Brandklasse F

"“Fires of Speisefetten and - oil in Frittier and and other kitchen equipment and - devices"” (fat fire). Background for separating these materials from the Brandklasse B is the fact that the standard fire extinguishing agents for the Brandklassen are only very conditionally applicable A, B and C on these materials. The use of unsuitable fire extinguishing agents can be connected with dangers perhaps ineffectively or.

Examples: Food oils and Speisefette

Fire extinguishing agent: Topfdeckel, special fire extinguishing agent (liquid fire extinguishing agent from Brandklasse F-portable extinguisher)

"“In January 2005 the DIN EN 2 "“Brandklassen was published"”, in which now also the new Brandklasse "“F is represented"”. The Brandklasse F stands for fires of food oils and - grease (vegetable or animal oils and fats) in and other kitchen equipment. These fires belong in principle to the Brandklasse B (liquid inflammable materials), due to the special dangers and peculiarities of these fires their own Brandklasse were however nevertheless created. An official pictogram for the Brandklasse F does not give it at present in Europe yet. At present a revision of the DIN EN is 3-7 in work, which the accompanying pictogram with is to then take up. "” (Source:

Meanwhile abolished the Brandklasse is E, which was intended for fires in electrical low-voltage plants (until 1000 V). With introduction of the European-wide standard EN2 this was however painted, since all fire extinguishers can be used in low-voltage plants, if the safety margin imprinted on the fire extinguisher is kept.
I knew a guy who had insomnia, dyslexia and was an agnostic....
He'd stay up all night wondering if there was a Dog....

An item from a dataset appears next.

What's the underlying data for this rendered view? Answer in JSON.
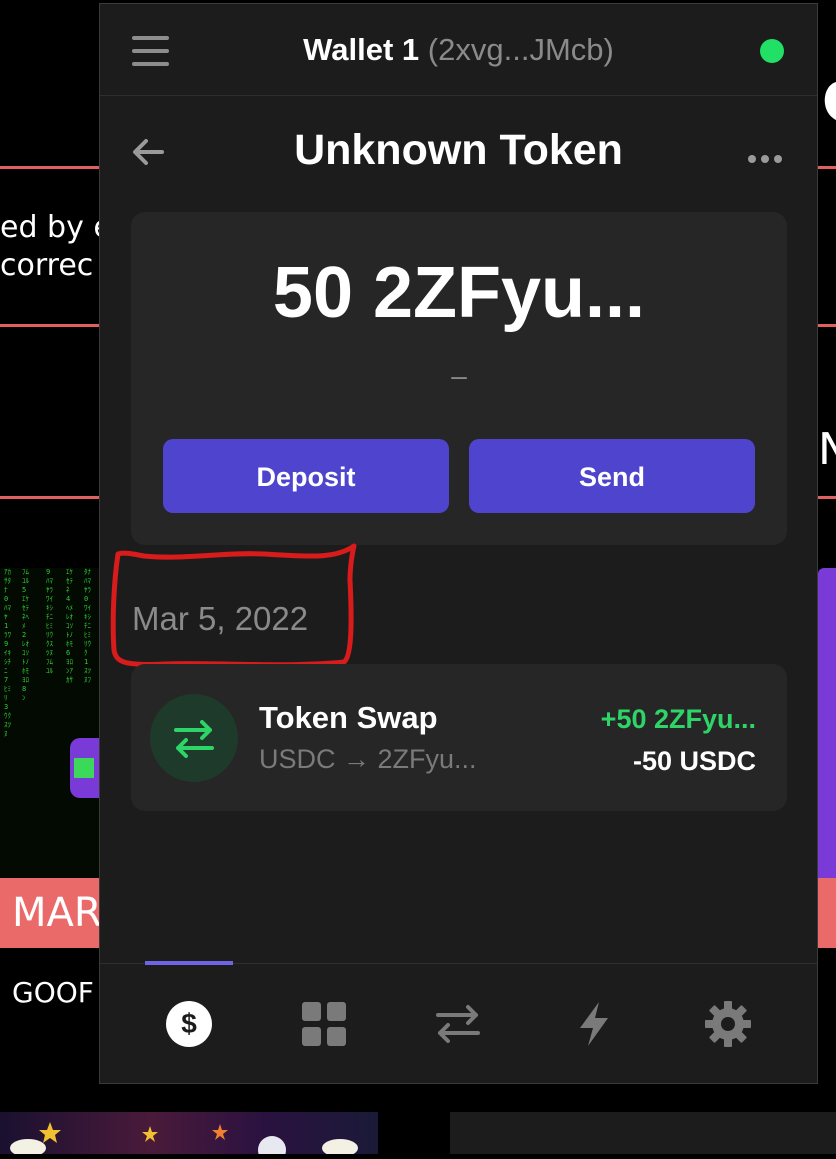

Reply to Discussion


Find Members Fast

Or Name, Dept, Keyword
Invite Your Friends
Not a Member? Join Now

© 2023   Created by Firefighter Nation WebChief.   Powered by

Badges  |  Contact Firefighter Nation  |  Terms of Service